In multiplayer mode, each player can revive a fallen comrade (provided they've picked up a Water of Life tchotchke from a treasure chest - irritatingly non-transferable between team members). That means you spend less time restarting each stage. I welcome anything that shortens the Harmony of Despair process, so in that respect, the co-op feature is a winner.
In seriousness, there was a kid-on-a-playground thrill the first time I pulled the picture out and saw friends double-jumping and whipping their way around the same Gothic castle as I was. The sensation wore off, however, as if we were frolicking in a corporate office park: No matter what we did, it was going to feel like work.
Harmony of Despair strips Castlevania down to its lowest common denominator in order to make multiplayer function, rather than reinventing the game to make multiplayer thrive. To ensure that players stay more or less at the same strength, the character-levelling system is scaled way back. The power of some secondary attacks improves, and players can make occasional modest upgrades to weaponry and armour. It's a neutered imitation of the battle systems in the DS Castlevanias, which spoil you with more attacks and magic options than you could ever hope to use.
You can adjust the camera view to three different levels of zoom as you play, taking advantage of the Xbox 360's high-definition canvas so that you can see a huge swathe of the castle and, in theory, follow the exploits of your compatriots. The three available angles are: Impossible To See What's Going On, Somewhat Less Impossible To See What's Going On, and Actually Playable.
There's a survival mode that focuses on combat, which mostly serves to accentuate the aforementioned clumsiness of the movement controls. The co-op mode is the centrepiece. Yet aside from boss fights, where teamwork is essential in the later levels, the opportunities for meaningful co-operation are thin. Many of them involve one person waiting patiently for someone elsewhere in the castle to pull a lever or some such, so you can access a treasure chest that probably contains the same garbage armour you already have. Neither player in this scenario feels like the dashing vampire hunter of box-cover lore, but there is a special Zen impotence in being the guy who stands around doing nothing in the middle of a Castlevania game.

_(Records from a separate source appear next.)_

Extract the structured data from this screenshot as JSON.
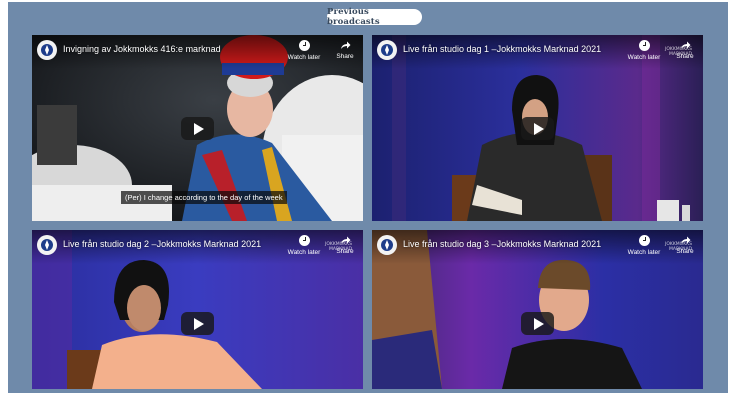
{
  "section": {
    "title": "Previous broadcasts"
  },
  "videos": [
    {
      "title": "Invigning av Jokkmokks 416:e marknad",
      "watch_later": "Watch later",
      "share": "Share",
      "caption": "(Per) I change according to the day of the week"
    },
    {
      "title": "Live från studio dag 1 –Jokkmokks Marknad 2021",
      "watch_later": "Watch later",
      "share": "Share"
    },
    {
      "title": "Live från studio dag 2 –Jokkmokks Marknad 2021",
      "watch_later": "Watch later",
      "share": "Share"
    },
    {
      "title": "Live från studio dag 3 –Jokkmokks Marknad 2021",
      "watch_later": "Watch later",
      "share": "Share"
    }
  ],
  "watermark": "JOKKMOKKS MARKNAD",
  "colors": {
    "panel": "#6f8aaa",
    "pill_text": "#394a5e",
    "studio_blue": "#2a2f9a",
    "studio_purple": "#6a2aa0"
  },
  "icons": [
    "channel-logo-icon",
    "clock-icon",
    "share-arrow-icon",
    "play-icon"
  ]
}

One time, while enduring this forced meditation, I considered what a joy it would be to play a Symphony of the Night-type adventure with a few friends, exploring a castle that had untold hours of secrets to unlock, each of us developing our own fighting styles from an array of possible strategies.
That would be a fantastic journey. It's what this mess of half-ideas and compromises wanted to be. Harmony of Despair isn't a failure of concept but a failure of ambition, one that leaves Koji Igarashi still waiting for his next great discovery.
4 / 10
Castlevania: Harmony of Despair is released on Xbox Live Arcade this Wednesday, 4th August, for 1200 Microsoft Points (£10.20 / €14.40)